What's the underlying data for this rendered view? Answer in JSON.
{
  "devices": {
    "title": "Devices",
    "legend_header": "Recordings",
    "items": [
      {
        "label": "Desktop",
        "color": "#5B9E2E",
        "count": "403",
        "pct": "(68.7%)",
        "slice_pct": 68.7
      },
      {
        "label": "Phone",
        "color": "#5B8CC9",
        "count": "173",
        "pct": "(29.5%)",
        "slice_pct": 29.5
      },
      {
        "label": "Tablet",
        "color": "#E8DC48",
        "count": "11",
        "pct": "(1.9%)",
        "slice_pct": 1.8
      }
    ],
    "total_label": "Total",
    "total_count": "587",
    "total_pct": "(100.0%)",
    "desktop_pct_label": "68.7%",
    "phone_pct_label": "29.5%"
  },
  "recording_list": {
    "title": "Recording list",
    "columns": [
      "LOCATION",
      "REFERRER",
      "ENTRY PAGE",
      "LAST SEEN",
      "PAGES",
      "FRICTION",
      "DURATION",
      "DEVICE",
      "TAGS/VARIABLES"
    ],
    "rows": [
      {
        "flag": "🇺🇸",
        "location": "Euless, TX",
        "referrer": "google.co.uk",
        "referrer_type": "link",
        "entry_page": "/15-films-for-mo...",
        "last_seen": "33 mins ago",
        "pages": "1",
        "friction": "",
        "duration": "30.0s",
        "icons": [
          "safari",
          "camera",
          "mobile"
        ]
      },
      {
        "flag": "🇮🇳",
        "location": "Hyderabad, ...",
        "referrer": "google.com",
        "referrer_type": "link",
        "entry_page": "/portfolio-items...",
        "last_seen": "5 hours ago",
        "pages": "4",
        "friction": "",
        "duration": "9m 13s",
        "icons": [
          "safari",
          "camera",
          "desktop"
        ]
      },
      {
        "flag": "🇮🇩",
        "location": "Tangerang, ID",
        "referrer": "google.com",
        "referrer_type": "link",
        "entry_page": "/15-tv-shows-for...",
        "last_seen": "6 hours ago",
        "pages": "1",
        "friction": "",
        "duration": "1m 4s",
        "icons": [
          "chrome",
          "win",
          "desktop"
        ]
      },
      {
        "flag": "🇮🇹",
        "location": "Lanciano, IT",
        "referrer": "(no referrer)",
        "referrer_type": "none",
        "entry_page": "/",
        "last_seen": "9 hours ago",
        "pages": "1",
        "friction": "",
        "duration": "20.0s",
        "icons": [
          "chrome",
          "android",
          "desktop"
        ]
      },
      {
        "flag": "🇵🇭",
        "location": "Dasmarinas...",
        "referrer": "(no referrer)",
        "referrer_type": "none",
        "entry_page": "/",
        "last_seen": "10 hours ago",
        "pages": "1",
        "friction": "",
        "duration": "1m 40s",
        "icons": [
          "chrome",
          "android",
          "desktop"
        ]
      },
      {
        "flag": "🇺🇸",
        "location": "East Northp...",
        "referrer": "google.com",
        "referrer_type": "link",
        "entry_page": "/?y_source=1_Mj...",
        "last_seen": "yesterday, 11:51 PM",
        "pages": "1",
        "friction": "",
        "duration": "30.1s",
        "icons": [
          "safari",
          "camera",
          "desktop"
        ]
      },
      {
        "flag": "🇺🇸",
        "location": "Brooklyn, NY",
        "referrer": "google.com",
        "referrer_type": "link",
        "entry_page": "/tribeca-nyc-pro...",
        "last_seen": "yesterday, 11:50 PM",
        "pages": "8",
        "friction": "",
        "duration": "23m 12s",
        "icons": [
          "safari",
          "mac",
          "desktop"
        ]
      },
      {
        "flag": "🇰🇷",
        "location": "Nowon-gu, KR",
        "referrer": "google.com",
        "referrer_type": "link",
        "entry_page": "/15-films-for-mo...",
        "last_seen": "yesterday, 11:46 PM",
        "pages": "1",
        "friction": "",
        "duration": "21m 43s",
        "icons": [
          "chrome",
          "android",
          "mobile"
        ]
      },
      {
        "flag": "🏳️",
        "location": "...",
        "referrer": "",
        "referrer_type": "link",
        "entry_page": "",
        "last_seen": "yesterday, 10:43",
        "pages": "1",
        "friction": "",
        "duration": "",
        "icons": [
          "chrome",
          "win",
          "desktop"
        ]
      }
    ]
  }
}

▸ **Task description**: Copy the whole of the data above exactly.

▸ **Exercise result**:
What's the underlying data for this rendered view? Answer in JSON.
{
  "devices": {
    "title": "Devices",
    "legend_header": "Recordings",
    "items": [
      {
        "label": "Desktop",
        "color": "#5B9E2E",
        "count": "403",
        "pct": "(68.7%)",
        "slice_pct": 68.7
      },
      {
        "label": "Phone",
        "color": "#5B8CC9",
        "count": "173",
        "pct": "(29.5%)",
        "slice_pct": 29.5
      },
      {
        "label": "Tablet",
        "color": "#E8DC48",
        "count": "11",
        "pct": "(1.9%)",
        "slice_pct": 1.8
      }
    ],
    "total_label": "Total",
    "total_count": "587",
    "total_pct": "(100.0%)",
    "desktop_pct_label": "68.7%",
    "phone_pct_label": "29.5%"
  },
  "recording_list": {
    "title": "Recording list",
    "columns": [
      "LOCATION",
      "REFERRER",
      "ENTRY PAGE",
      "LAST SEEN",
      "PAGES",
      "FRICTION",
      "DURATION",
      "DEVICE",
      "TAGS/VARIABLES"
    ],
    "rows": [
      {
        "flag": "🇺🇸",
        "location": "Euless, TX",
        "referrer": "google.co.uk",
        "referrer_type": "link",
        "entry_page": "/15-films-for-mo...",
        "last_seen": "33 mins ago",
        "pages": "1",
        "friction": "",
        "duration": "30.0s",
        "icons": [
          "safari",
          "camera",
          "mobile"
        ]
      },
      {
        "flag": "🇮🇳",
        "location": "Hyderabad, ...",
        "referrer": "google.com",
        "referrer_type": "link",
        "entry_page": "/portfolio-items...",
        "last_seen": "5 hours ago",
        "pages": "4",
        "friction": "",
        "duration": "9m 13s",
        "icons": [
          "safari",
          "camera",
          "desktop"
        ]
      },
      {
        "flag": "🇮🇩",
        "location": "Tangerang, ID",
        "referrer": "google.com",
        "referrer_type": "link",
        "entry_page": "/15-tv-shows-for...",
        "last_seen": "6 hours ago",
        "pages": "1",
        "friction": "",
        "duration": "1m 4s",
        "icons": [
          "chrome",
          "win",
          "desktop"
        ]
      },
      {
        "flag": "🇮🇹",
        "location": "Lanciano, IT",
        "referrer": "(no referrer)",
        "referrer_type": "none",
        "entry_page": "/",
        "last_seen": "9 hours ago",
        "pages": "1",
        "friction": "",
        "duration": "20.0s",
        "icons": [
          "chrome",
          "android",
          "desktop"
        ]
      },
      {
        "flag": "🇵🇭",
        "location": "Dasmarinas...",
        "referrer": "(no referrer)",
        "referrer_type": "none",
        "entry_page": "/",
        "last_seen": "10 hours ago",
        "pages": "1",
        "friction": "",
        "duration": "1m 40s",
        "icons": [
          "chrome",
          "android",
          "desktop"
        ]
      },
      {
        "flag": "🇺🇸",
        "location": "East Northp...",
        "referrer": "google.com",
        "referrer_type": "link",
        "entry_page": "/?y_source=1_Mj...",
        "last_seen": "yesterday, 11:51 PM",
        "pages": "1",
        "friction": "",
        "duration": "30.1s",
        "icons": [
          "safari",
          "camera",
          "desktop"
        ]
      },
      {
        "flag": "🇺🇸",
        "location": "Brooklyn, NY",
        "referrer": "google.com",
        "referrer_type": "link",
        "entry_page": "/tribeca-nyc-pro...",
        "last_seen": "yesterday, 11:50 PM",
        "pages": "8",
        "friction": "",
        "duration": "23m 12s",
        "icons": [
          "safari",
          "mac",
          "desktop"
        ]
      },
      {
        "flag": "🇰🇷",
        "location": "Nowon-gu, KR",
        "referrer": "google.com",
        "referrer_type": "link",
        "entry_page": "/15-films-for-mo...",
        "last_seen": "yesterday, 11:46 PM",
        "pages": "1",
        "friction": "",
        "duration": "21m 43s",
        "icons": [
          "chrome",
          "android",
          "mobile"
        ]
      },
      {
        "flag": "🏳️",
        "location": "...",
        "referrer": "",
        "referrer_type": "link",
        "entry_page": "",
        "last_seen": "yesterday, 10:43",
        "pages": "1",
        "friction": "",
        "duration": "",
        "icons": [
          "chrome",
          "win",
          "desktop"
        ]
      }
    ]
  }
}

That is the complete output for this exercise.